■ **Work request**
The lines to return are those below that contain the word "true".

■ **Records provided**
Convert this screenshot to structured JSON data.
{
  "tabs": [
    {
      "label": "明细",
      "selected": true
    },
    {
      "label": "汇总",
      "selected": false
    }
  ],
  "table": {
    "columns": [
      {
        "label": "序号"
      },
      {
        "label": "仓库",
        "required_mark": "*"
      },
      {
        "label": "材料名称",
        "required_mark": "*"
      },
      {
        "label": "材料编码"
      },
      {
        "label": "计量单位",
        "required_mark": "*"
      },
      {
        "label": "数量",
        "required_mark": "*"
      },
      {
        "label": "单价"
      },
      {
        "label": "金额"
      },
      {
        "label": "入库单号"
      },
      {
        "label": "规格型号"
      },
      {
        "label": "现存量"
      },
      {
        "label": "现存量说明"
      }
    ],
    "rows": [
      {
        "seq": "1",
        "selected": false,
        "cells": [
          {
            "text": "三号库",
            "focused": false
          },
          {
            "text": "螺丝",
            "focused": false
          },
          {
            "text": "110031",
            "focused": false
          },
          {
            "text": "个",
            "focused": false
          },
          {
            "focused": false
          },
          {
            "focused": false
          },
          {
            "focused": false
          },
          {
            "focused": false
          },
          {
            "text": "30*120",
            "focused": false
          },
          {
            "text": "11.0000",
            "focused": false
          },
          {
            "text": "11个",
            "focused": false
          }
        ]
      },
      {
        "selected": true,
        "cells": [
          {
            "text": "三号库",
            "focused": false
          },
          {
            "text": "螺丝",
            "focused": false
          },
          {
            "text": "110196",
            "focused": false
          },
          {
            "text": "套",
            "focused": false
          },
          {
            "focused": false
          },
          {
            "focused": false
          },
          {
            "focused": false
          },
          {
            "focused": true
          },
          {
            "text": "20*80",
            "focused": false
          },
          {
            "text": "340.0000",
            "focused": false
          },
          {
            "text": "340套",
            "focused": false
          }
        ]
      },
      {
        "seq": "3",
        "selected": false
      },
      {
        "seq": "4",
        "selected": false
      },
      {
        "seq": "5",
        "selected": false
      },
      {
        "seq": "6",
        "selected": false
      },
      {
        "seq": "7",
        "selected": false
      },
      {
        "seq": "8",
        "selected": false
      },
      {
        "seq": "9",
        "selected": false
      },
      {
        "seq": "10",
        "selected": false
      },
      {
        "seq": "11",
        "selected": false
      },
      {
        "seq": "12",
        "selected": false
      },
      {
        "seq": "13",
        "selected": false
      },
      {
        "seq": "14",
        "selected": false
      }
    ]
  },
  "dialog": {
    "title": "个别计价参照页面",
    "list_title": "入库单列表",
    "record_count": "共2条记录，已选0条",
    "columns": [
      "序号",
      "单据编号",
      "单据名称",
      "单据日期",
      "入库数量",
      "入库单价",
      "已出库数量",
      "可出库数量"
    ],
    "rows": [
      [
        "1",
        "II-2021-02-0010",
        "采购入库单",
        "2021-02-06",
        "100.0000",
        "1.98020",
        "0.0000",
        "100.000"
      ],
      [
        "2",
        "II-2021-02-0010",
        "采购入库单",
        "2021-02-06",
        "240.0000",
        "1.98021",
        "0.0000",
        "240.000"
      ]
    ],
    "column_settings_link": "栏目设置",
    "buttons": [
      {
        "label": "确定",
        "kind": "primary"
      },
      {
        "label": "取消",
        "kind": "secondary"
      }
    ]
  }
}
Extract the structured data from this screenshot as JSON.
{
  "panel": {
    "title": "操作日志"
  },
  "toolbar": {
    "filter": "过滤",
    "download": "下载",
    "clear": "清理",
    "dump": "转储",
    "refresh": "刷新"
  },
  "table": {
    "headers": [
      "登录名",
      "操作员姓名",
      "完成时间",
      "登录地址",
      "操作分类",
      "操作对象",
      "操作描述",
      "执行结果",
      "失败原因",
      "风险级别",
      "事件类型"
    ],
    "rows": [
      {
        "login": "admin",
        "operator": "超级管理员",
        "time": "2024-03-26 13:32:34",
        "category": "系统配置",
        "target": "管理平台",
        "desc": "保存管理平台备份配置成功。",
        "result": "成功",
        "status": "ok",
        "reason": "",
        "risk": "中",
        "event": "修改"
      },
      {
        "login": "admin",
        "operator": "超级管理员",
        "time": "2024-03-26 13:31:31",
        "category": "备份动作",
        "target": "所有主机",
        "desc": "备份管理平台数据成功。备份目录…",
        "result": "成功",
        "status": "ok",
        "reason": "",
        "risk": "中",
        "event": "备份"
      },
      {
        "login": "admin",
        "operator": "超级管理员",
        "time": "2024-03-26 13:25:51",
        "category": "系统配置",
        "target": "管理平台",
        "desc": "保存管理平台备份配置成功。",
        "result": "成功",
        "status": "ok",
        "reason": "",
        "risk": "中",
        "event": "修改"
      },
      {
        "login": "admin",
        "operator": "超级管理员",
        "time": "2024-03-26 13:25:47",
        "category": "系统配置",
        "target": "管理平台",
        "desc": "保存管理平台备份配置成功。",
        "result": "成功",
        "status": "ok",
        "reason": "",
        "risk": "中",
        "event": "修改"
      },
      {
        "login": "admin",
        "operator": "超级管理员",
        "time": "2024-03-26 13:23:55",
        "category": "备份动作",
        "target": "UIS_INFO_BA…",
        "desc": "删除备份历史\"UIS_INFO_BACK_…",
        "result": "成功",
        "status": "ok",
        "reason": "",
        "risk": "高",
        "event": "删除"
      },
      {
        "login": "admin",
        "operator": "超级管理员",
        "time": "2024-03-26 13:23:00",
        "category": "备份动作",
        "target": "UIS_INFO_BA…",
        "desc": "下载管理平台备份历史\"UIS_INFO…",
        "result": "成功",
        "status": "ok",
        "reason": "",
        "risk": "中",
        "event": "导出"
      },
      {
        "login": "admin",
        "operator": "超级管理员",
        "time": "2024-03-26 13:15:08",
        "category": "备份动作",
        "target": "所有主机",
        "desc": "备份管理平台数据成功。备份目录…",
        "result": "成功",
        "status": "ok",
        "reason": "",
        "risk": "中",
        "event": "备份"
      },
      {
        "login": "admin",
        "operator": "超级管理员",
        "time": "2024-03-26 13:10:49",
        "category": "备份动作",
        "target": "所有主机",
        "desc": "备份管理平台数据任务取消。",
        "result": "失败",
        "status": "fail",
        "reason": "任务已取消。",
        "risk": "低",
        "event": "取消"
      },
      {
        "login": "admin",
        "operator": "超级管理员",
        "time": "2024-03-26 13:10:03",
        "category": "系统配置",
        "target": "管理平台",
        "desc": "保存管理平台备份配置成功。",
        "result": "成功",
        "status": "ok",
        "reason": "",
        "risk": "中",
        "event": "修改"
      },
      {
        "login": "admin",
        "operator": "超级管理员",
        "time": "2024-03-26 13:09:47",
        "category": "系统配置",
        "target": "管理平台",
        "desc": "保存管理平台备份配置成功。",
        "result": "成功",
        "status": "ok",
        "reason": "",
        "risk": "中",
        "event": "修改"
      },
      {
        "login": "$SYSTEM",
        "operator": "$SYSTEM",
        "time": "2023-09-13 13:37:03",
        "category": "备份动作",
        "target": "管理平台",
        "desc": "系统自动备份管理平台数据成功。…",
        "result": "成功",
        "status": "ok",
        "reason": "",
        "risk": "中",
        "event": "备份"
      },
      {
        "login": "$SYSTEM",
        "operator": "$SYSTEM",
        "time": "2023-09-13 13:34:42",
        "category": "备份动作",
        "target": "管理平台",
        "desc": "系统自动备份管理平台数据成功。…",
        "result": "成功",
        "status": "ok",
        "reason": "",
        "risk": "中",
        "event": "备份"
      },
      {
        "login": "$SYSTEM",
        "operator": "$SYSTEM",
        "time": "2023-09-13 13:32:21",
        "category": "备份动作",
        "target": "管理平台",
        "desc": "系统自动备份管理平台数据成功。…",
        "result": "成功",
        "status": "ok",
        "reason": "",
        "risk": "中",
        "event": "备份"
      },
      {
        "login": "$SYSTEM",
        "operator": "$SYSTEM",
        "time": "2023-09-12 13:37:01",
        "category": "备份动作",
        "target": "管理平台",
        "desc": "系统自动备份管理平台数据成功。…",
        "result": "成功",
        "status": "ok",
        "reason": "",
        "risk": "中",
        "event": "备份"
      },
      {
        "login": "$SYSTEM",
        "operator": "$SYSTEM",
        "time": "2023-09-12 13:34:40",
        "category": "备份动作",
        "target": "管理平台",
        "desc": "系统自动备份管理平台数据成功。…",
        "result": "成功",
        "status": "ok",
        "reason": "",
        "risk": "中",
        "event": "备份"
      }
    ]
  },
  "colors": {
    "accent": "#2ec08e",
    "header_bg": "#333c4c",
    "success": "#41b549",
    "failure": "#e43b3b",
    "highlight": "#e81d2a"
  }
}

■ **Exercise answer**
      "selected": true
        "selected": true,
            "focused": true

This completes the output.